- Posts: 470
- Joined: Sun Jan 19, 2020 3:55 pm
- Location: Colorado
- Ski style: Yes, sometimes.
- Favorite Skis: Most of them
- Favorite boots: Boots that fit
- Occupation: Yes
The binding was manufactured for a US Army contract in 1996, and is a part for part duplication of the Silveretta 125A alpine touring binding that was popular in Europe and the US prior to more modern bindings being available.
The army bought it to use on their Elan and Karhu skis, and probably on others.
The binding is pretty rugged, and with extra straps will fit just about any shoe or boot, but esp. welted stiff soled mountaineering, climbing and winter boots.
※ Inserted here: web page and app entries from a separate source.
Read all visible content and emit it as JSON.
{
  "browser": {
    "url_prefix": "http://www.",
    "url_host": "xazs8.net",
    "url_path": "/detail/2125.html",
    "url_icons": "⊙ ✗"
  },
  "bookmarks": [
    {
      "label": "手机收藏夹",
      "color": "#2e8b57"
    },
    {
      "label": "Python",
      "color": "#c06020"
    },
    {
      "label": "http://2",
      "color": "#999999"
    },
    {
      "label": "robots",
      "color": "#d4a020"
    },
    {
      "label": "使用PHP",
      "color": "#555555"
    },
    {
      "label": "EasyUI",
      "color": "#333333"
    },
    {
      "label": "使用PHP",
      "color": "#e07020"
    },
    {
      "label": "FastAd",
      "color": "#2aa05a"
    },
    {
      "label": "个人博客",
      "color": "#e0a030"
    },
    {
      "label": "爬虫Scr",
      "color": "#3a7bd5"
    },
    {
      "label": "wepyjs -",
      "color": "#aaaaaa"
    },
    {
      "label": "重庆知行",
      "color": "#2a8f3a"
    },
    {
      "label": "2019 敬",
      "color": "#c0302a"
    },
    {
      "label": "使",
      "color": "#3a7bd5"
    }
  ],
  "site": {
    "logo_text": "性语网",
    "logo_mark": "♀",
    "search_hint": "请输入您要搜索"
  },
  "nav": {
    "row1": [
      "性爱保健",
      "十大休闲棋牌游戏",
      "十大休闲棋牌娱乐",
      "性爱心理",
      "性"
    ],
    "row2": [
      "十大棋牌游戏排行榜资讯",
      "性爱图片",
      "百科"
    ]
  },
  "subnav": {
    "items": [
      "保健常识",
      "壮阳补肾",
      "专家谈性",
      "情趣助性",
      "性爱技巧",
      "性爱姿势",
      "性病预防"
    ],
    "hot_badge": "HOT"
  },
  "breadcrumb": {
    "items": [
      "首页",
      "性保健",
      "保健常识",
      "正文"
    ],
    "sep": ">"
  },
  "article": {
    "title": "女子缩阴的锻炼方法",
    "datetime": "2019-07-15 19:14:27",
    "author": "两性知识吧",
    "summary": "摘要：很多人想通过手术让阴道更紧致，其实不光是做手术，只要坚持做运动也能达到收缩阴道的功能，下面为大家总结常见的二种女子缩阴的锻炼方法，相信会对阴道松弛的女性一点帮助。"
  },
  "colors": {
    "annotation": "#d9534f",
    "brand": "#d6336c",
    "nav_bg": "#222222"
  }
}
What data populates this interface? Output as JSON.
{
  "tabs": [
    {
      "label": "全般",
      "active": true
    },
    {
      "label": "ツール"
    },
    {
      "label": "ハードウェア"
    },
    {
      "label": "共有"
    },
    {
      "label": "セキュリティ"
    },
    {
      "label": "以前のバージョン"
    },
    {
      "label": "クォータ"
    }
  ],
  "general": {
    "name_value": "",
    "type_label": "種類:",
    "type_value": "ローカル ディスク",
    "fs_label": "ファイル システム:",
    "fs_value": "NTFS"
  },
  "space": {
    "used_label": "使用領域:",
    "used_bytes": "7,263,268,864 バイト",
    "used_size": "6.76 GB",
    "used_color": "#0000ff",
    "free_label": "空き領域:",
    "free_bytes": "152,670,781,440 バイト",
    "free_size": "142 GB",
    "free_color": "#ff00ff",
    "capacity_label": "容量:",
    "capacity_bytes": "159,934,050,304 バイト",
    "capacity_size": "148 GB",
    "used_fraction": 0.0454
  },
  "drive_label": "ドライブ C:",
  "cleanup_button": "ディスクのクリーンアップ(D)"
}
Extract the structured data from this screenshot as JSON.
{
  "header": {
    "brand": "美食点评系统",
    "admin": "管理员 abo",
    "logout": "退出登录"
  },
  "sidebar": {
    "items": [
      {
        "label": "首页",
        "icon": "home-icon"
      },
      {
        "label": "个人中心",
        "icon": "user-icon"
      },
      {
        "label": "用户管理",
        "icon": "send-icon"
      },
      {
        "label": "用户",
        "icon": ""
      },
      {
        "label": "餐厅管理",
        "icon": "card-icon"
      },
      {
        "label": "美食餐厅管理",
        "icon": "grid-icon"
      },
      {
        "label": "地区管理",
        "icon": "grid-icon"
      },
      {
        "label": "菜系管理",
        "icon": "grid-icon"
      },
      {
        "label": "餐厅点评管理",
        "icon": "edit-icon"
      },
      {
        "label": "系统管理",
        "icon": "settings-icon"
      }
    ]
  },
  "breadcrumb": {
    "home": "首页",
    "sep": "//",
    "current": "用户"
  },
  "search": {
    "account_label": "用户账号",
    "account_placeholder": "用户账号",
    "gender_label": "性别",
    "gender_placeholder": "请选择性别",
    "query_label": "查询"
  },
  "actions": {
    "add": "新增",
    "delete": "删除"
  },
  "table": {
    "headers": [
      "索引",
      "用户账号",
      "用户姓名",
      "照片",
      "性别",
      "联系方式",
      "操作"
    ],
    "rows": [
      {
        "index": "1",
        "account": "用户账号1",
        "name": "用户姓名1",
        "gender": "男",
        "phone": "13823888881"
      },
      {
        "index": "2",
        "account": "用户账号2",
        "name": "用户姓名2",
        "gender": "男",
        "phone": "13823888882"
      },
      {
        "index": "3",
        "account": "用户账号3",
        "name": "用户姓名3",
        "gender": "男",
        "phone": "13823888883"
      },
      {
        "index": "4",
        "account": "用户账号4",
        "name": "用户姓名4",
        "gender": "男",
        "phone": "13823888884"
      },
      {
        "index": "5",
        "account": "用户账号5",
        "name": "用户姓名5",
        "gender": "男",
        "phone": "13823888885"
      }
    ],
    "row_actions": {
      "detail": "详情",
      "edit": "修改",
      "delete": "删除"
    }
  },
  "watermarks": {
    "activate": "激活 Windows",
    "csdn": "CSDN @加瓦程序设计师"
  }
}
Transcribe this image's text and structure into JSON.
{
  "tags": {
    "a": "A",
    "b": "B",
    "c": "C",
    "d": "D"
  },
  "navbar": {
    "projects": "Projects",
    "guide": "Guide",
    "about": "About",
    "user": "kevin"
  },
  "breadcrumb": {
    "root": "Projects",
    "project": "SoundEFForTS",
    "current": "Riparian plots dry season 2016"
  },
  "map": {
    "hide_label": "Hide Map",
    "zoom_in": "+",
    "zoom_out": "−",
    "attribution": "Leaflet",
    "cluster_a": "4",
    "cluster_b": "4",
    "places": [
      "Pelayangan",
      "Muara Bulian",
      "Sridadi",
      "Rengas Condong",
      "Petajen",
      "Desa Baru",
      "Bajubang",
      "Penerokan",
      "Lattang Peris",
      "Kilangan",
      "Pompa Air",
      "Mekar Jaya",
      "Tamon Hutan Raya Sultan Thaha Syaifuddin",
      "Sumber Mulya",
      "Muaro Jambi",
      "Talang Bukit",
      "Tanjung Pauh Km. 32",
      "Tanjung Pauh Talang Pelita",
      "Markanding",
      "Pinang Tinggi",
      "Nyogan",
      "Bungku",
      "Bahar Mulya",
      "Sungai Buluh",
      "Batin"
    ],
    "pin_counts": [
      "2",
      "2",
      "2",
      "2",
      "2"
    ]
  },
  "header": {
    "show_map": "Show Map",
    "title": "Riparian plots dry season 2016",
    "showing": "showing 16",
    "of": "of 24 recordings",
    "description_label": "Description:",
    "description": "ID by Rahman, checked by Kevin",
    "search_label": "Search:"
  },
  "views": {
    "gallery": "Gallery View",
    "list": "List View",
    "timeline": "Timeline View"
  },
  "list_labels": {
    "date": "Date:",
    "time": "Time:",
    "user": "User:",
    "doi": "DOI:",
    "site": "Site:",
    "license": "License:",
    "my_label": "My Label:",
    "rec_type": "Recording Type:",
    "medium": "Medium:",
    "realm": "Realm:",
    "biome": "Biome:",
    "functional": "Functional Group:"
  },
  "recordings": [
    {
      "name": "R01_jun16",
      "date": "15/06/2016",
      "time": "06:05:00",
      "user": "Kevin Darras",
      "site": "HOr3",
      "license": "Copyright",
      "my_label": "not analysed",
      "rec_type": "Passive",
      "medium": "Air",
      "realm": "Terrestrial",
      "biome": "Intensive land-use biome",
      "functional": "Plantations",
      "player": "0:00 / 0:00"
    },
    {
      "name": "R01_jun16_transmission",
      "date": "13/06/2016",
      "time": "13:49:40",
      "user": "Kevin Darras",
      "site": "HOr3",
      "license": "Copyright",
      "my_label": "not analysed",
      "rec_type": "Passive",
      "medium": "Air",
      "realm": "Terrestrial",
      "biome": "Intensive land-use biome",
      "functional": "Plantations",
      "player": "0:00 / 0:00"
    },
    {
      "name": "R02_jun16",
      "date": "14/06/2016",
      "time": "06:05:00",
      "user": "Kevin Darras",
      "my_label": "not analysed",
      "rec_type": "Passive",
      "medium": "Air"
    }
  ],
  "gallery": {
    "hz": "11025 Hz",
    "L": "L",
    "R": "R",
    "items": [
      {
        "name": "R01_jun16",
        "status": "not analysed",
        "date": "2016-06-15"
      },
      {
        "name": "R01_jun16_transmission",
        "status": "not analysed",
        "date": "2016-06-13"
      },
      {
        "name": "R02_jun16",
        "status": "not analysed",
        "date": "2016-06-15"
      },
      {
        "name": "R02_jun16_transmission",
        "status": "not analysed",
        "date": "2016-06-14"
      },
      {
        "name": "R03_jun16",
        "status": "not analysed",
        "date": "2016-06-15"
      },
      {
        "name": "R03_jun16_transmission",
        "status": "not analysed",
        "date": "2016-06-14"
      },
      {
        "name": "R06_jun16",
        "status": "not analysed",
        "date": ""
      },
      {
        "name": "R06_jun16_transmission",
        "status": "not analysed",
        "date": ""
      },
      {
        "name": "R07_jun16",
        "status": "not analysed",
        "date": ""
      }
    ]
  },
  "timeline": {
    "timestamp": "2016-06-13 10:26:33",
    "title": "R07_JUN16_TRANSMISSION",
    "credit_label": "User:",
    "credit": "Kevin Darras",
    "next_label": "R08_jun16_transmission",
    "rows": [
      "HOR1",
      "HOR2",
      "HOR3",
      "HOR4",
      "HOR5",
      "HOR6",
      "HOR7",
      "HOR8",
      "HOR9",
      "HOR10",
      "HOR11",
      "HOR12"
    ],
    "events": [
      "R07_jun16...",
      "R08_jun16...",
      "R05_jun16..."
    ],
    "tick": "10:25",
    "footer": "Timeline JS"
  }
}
As is all other AT bindings, there's no "kick and glide", it's more of a shuffle step, as the bindings pivot at the toe, not the ball of the foot like nordic bindings.
It is possible to set up side clamps to lock the heels down, but there's absolutely no release during a fall, certainly a leg-breaker, and life-taker, so, if you use these bindings, never-ever attach or use the cable side clamps.
The lever can be set for release in forward falls. This feature is worthwhile to use as it will release, at least some of the time.
I'd only recommend this binding to someone wanting to tour with their hiking boots, or a hunter with welted boots, for simple traveling. It is heavy, a bit quirky, and actually can be annoyingly squeaky in use. Fwiw, though, this was a popular binding style in the 1970s and 80s up in Alaska on Denali and for glacier travel, as climbers could utilize the same boots for approaches and for climbing. Much better and safer modern designs are widely available nowadays.
Anyway, here it is:
- ᚠᚨᚱ ᚾᛟᚱᚦ ᛊᚲᛁᛖᚱ
- Posts: 100
- Joined: Tue Dec 29, 2020 6:37 pm
- Location: Alaska, Mat-Su Burough
- Ski style: Mixed xcountry offtrack/bc
- Favorite Skis: Asnes NATO BC so far
- Favorite boots: Still searching
Mine do not squeak, but I had them pretty well lubricated. I found that I could kick and glide with them fairly well, but it requires slightly different technique (mainly just something you have to feel). The biggest peeve I had was the wire toe cage would snag on every twig and even create a lot of drag in deeper snow. They will also chew up your boots if you're not careful. I think they would have worked have worked well with some Danner Mountain Light boots, but I wasnt about to spend that kind of money to find out. My welted work boots were not really stiff enough to do much as far as the downhill aspect is concerned.
- Posts: 843
- Joined: Mon Oct 31, 2016 2:08 am
- Location: Yank in Italy
- Ski style: awkward
- Favorite Skis: snow skis
- Favorite boots: go-go
- Occupation: International Pop Sensation
When I am doing downhill oriented BC skiing I use AT gear, my wife uses telemark skis (always has). I still have a pair of Silvretta 404 bindings, heavy but a classic, I have newer pair of their plastic (or fiber?) bindings that is on my current AT skis. I never liked the Dynafit binding and the weight saving is not much over the plastic Silvretta binding which releases just like a real binding. I have Silvretta bindings on my Dynafit skis! I don't do much AT anymore because we are usually doing fjellski (Nordic touring) up in Norway or Sweden during the Spring randonee season.
I remember the big thing on Alpine bindings in the late 70s was "upward release at the toe".. I had a pair of Blizzard Firebirds (210) with Rosemount Bindings which attached with a pin to a notch in the toe of the boot. Plate bindings were big for awhile too.